TRY IT - Pull every line with "name" from the entries below.

Dataset rows describing interfaces:
=== Section Start ===

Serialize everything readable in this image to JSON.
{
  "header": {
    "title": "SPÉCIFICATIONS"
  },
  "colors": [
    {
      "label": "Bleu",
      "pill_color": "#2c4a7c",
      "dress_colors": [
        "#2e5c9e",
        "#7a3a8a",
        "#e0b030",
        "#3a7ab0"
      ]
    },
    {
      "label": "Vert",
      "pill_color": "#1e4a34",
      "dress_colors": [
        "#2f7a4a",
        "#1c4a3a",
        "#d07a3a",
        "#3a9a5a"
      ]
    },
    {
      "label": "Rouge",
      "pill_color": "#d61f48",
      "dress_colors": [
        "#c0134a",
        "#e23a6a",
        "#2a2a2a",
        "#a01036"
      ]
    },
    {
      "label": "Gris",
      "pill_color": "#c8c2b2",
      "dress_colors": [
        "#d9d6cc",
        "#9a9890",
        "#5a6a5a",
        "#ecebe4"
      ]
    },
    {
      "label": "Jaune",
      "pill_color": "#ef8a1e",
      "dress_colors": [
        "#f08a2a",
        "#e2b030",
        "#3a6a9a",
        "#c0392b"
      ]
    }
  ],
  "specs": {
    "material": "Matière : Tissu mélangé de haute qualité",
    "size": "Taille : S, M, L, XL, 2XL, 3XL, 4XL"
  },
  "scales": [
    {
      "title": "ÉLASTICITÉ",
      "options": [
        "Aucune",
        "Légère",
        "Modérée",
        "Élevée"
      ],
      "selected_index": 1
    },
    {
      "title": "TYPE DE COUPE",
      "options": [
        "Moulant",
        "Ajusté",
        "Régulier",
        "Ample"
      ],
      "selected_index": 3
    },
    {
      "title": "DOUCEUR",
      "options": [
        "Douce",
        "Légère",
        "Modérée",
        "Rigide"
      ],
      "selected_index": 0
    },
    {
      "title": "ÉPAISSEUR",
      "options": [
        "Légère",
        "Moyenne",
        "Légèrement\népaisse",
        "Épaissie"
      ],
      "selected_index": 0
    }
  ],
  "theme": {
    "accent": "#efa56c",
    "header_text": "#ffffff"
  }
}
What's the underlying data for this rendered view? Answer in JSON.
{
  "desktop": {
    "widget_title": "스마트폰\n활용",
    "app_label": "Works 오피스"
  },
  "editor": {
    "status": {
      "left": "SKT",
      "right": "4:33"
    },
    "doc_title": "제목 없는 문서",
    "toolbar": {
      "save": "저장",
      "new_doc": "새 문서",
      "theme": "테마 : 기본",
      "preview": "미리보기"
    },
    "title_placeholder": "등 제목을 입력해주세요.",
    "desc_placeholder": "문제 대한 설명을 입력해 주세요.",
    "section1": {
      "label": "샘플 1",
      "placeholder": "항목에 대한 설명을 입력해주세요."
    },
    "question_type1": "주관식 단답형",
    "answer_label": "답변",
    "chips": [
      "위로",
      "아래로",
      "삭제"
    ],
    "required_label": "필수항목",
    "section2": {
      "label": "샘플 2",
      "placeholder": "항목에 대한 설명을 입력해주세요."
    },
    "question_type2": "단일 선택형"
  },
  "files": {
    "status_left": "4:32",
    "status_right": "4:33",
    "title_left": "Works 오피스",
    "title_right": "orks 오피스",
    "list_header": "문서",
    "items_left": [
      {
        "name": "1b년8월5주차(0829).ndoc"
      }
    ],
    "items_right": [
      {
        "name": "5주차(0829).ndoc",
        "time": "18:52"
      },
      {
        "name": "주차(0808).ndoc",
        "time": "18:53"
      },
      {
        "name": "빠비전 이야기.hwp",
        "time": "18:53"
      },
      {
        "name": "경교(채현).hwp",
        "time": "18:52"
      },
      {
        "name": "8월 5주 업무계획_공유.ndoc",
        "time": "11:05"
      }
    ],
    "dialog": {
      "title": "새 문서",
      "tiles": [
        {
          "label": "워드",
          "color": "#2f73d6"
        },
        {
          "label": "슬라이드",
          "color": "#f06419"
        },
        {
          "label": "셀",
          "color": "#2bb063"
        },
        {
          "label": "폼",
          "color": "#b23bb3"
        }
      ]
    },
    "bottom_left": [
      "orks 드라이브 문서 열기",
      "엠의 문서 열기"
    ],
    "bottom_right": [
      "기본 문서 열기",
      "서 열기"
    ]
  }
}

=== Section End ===
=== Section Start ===

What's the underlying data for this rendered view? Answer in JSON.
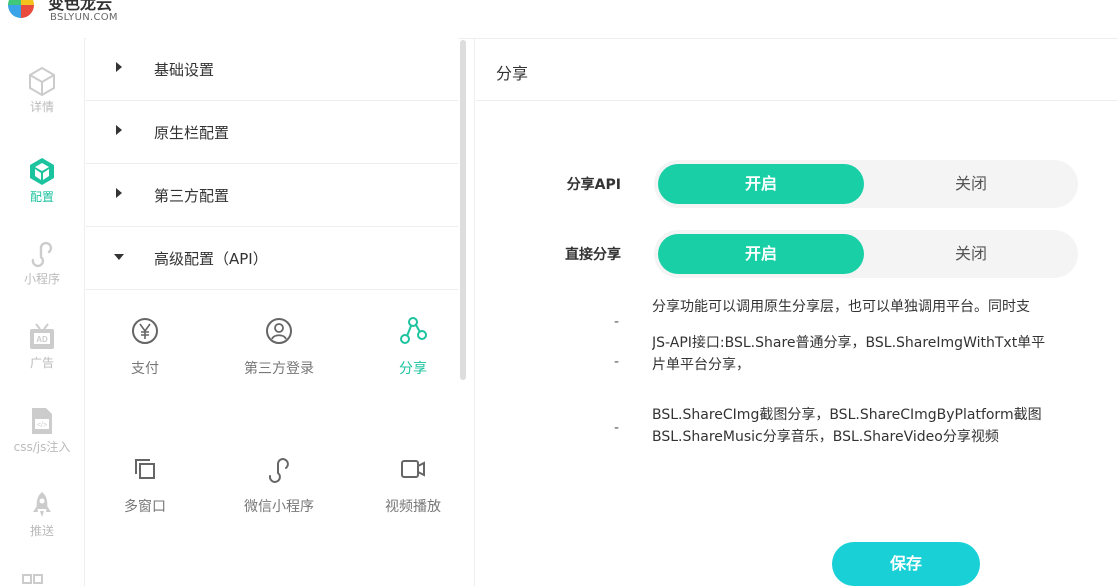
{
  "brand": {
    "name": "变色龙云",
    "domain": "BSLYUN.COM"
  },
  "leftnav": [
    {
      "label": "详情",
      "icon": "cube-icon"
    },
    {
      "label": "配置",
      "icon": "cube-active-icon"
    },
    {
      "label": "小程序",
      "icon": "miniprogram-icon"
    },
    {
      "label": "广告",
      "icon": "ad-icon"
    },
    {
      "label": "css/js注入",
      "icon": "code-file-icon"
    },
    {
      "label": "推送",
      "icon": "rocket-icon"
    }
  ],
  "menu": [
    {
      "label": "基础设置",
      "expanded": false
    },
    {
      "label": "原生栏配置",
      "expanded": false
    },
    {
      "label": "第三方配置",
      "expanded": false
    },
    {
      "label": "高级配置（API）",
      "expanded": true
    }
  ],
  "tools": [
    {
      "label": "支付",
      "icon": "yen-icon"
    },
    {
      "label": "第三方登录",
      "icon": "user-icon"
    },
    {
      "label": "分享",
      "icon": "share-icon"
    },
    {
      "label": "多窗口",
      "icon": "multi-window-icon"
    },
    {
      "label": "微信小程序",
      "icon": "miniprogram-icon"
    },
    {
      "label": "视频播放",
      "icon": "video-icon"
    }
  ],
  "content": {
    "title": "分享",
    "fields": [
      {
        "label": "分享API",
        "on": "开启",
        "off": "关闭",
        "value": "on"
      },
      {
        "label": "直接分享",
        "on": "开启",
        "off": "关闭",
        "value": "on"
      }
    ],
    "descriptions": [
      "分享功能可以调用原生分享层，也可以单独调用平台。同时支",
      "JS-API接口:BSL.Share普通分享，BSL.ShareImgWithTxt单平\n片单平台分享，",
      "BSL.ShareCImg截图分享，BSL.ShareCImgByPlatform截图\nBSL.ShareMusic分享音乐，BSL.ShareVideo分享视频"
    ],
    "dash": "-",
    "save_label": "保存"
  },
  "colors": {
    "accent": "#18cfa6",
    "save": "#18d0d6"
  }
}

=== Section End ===

PROBLEM SOLUTION -
        "name": "1b년8월5주차(0829).ndoc"
        "name": "5주차(0829).ndoc",
        "name": "주차(0808).ndoc",
        "name": "빠비전 이야기.hwp",
        "name": "경교(채현).hwp",
        "name": "8월 5주 업무계획_공유.ndoc",
    "name": "变色龙云",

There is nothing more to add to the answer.